Ginger is a root vegetable used across the globe in an array of different cultures. It has it’s obvious culinary and nutritional appeal, but it is also widely used for it’s medicinal and health related benefits. Many cultures believe ginger is able to be used for just about anything ranging from a powerful anti-bacterial all the way to a shield against common cold and flu symptoms.
Now, some of the health claims of ginger root may be old wives tales, but there are some legitimate, science-backed, benefits.
For example, ginger has been proven to help alleviate inflammation which can reduce certain types of pain. It is also well regarded as a natural alternative to anti-nausea medication.

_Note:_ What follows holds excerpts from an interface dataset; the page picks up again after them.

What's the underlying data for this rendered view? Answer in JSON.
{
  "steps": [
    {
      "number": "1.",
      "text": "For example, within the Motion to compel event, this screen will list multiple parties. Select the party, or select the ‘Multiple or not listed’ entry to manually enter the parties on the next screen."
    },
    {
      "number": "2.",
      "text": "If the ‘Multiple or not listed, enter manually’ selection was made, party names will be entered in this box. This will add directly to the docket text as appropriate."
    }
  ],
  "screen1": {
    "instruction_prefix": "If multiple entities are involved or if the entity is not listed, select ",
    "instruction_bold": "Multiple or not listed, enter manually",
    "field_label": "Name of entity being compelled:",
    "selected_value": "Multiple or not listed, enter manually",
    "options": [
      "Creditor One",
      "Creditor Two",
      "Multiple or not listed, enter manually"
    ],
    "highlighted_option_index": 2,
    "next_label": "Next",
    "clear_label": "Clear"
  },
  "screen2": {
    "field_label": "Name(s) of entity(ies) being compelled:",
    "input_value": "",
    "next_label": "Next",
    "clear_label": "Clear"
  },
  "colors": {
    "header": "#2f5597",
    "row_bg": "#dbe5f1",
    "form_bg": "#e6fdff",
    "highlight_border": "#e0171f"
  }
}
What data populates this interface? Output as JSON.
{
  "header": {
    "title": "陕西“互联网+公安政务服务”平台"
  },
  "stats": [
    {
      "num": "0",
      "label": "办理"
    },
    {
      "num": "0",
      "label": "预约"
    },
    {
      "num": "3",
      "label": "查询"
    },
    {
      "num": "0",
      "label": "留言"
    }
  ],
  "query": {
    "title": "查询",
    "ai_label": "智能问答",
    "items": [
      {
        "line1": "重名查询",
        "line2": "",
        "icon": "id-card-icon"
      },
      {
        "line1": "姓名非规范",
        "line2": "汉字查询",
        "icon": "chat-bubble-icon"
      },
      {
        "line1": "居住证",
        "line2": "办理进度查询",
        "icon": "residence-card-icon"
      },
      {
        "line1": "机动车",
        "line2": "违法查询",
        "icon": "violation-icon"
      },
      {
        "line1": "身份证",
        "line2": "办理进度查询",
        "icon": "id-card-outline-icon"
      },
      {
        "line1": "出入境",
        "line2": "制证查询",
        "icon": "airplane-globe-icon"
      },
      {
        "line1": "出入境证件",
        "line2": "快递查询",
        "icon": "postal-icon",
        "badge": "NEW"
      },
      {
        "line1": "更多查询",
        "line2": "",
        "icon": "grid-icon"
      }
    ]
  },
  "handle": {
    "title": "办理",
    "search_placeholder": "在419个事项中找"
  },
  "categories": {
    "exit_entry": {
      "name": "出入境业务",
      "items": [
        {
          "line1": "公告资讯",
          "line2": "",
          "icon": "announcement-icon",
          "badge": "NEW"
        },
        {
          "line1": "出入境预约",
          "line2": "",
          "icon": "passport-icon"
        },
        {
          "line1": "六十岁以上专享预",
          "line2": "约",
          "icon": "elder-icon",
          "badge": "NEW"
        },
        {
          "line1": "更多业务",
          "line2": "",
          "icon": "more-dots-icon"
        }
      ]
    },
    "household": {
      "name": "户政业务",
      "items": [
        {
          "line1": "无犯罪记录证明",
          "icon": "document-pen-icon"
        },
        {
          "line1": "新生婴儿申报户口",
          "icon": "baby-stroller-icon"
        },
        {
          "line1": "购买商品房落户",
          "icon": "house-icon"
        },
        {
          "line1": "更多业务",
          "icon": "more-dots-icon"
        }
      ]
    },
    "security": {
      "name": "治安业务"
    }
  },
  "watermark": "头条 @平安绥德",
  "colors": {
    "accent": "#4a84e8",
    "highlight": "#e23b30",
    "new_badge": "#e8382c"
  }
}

Ginger root is even being studied right now to explore it’s potential as a cancer treatment.
|Time To Freeze||12 to 24 (deep freeze)|
|Time to Thaw||no need to thaw|
|Uses||anything that normally calls for ginger|
|Freezer Life||up to 6 months|
*can last longer but loses flavor
Frozen Vs Non-frozen
|Freezer Life||Fridge Life|
|up to 6 months|
*can last longer but loses flavor
|3 to 4 days|
You are going to need the following supplies:
Let’s get into the step by step guide.
How to freeze ginger
Freezing whole ginger
To freeze a whole ginger root all you need to do is stick it in a freezer bag, label it with the contents, freeze date, and use by date. Then stick it in the freezer.
That’s really all there is to it. If you like, you can peel it before hand. But ginger will actually peel more easily when frozen since it is more rigid. Additionally, you can simply snap of a knob from the hand whenever you need some instead of thawing the entire piece.
Freezing slices or cubes
If you regularly make dishes using ginger, you may have a good idea of how much you need for any given recipes. If you like, you can peel and cut the ginger prior to freezing into the appropriate portion sizes you need.
After you finish cutting it, all you do is follow the same instructions as freezing it whole. Place all of the cut pieces into a labeled freezer bag and stick them in a freezer.
How to make and freeze ginger paste
So this final method is not quite as easy as freezing whole or in pieces. It is, however, still pretty dang easy!
Ginger paste is very popular because of it’s versatility. It is used in many entree’s but also teas, cocktails, and certain desserts. Ginger paste is also preferred over ginger powder because you end up using about half of the amount of paste to powder in most recipes.
To make and freeze ginger paste just follow the steps below.
- Clean all of the dirt and grime from the ginger root in your sink
- Use a vegetable peeler to take off all of the skin
- You can break pieces off while you do this to get those not-so-easy-to-get crevices
- After peeling, break up the ginger into smaller pieces so they can easily fit and move around in your food processor
- Use the pulse/manual function to chop the ginger into a paste
- most times you don’t need anything extra but you can add small amounts of water a bit at a time if the ginger is too dry
- Once you have a good thick paste you have 2 options; individual ginger paste pods or a large flat chunk of paste
- In our opinion, the paste pods are much more functional and easy to use but freezing the full batch in a single flattened bag will save on space
- Ginger Paste Pods
- Scoop about a tablespoon or so of ginger paste into the reservoirs of an ice cube tray.
- Place the ice cube tray in the freezer overnight so they can freeze solid
- Pop the pods out and place them in a labeled freezer bag, squeeze out all of the air, and put them back in the freezer for long term storage
- Freezer Bag
- Scoop all of the ginger paste from the food processor into a labeled freezer bag
- Squeeze out as much air as you can
- flatten the bag as much as possible
- place the bag into the freezer on a flat surface for about 24 hours
- After the first 24 hours, it should be frozen enough to move into a more convenient location
If you need more help getting your foods frozen, check out the Ultimate Freezing Food Guide for a complete quick start reference so that you can have a well-stocked freezer.